Voting for Brexit is definitely non-U, mainly because it has become too closely associated with being anti-immigration, anti-European or even anti-foreigner.  This is a ridiculous notion:  the UK economy has always accepted immigrants, as a means of stemming skills shortages in particular, and will continue to do so.  However, a points system would better serve our needs and would in fact open up our borders to potential new-comers from outside Europe who are currently precluded from entering/staying in the UK because our immigration numbers are so bloated by migrants from Europe.  Europeans who offer the right sort of skills will of course still be welcome.

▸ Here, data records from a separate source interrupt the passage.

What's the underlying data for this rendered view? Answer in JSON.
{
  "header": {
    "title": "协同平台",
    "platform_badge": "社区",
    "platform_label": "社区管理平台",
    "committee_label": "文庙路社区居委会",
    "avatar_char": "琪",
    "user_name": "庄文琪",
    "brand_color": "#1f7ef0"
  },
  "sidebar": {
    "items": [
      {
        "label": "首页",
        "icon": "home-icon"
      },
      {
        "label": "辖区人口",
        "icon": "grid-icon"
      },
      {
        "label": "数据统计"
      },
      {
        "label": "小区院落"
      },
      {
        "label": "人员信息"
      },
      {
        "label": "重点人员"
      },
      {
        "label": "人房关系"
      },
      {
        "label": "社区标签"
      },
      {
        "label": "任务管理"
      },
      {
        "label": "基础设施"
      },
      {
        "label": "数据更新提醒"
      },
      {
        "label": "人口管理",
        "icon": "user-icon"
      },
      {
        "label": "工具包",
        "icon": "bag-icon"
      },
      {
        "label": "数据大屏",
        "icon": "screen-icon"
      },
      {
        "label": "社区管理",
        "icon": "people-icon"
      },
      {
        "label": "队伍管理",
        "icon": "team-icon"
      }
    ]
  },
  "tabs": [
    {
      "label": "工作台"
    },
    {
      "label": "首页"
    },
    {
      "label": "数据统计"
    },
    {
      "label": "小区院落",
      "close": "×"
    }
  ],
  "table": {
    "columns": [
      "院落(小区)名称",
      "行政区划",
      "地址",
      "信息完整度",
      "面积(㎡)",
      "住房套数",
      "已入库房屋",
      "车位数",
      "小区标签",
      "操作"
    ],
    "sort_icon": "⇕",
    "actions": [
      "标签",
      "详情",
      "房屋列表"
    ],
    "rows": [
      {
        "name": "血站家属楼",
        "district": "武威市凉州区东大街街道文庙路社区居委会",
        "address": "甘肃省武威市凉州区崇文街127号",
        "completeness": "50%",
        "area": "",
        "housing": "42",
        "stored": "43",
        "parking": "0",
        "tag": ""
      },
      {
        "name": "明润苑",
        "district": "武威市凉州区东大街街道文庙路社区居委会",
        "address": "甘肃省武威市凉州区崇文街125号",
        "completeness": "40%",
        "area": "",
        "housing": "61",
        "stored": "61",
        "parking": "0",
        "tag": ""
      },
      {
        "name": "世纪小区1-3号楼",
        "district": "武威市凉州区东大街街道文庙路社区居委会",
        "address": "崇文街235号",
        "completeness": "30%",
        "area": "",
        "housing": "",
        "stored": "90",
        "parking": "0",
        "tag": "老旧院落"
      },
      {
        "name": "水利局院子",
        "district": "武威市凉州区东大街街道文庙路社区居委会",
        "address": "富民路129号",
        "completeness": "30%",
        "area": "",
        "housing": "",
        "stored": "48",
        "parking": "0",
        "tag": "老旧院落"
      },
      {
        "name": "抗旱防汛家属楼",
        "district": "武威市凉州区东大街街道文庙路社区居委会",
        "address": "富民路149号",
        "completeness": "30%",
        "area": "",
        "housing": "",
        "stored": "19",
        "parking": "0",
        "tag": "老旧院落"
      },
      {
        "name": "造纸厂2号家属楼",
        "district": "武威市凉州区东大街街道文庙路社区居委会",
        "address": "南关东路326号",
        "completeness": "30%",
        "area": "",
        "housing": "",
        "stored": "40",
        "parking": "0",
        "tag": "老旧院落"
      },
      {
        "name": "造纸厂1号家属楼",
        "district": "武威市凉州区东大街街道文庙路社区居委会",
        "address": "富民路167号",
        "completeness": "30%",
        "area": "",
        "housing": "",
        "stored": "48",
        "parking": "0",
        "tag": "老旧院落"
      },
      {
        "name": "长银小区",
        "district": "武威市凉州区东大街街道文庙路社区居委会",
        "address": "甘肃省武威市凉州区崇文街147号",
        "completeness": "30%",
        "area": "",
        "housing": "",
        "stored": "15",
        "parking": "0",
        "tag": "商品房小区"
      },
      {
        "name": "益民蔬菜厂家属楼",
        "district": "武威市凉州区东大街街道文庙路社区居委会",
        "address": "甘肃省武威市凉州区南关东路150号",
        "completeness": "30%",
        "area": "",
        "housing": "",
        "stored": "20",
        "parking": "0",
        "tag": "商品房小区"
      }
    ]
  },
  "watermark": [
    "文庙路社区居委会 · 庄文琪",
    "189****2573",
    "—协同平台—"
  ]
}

But what do I think will be the likely out-turn?  This remains a very difficult call.  My husband yesterday helped man a Vote Leave stall in Ramsgate (Kent), where the overwhelming majority of passers-by were in favour of Brexit.  This area is undoubtedly Euro-sceptic and support for UKIP has always been robust here.  Amongst our London friends, there appears to be a majority in favour of Remain.  However, there are certainly also a lot of “shy-Brexiters” who feel they daren’t admit their actual voting intention in polite company. Moreover, those of our friends who claim to be “sitting on the fence” are probably actually in favour of Brexit but don’t want to admit it and on the day will likely either vote to leave or will not vote at all.  It seems that people who favour Leave hold their views more strongly than those who would incline towards Remain.  This will probably mean that pro-Brexit voters are more likely to turn out to vote.  On balance, I am hopeful for the Leave side to prevail but not at all confident.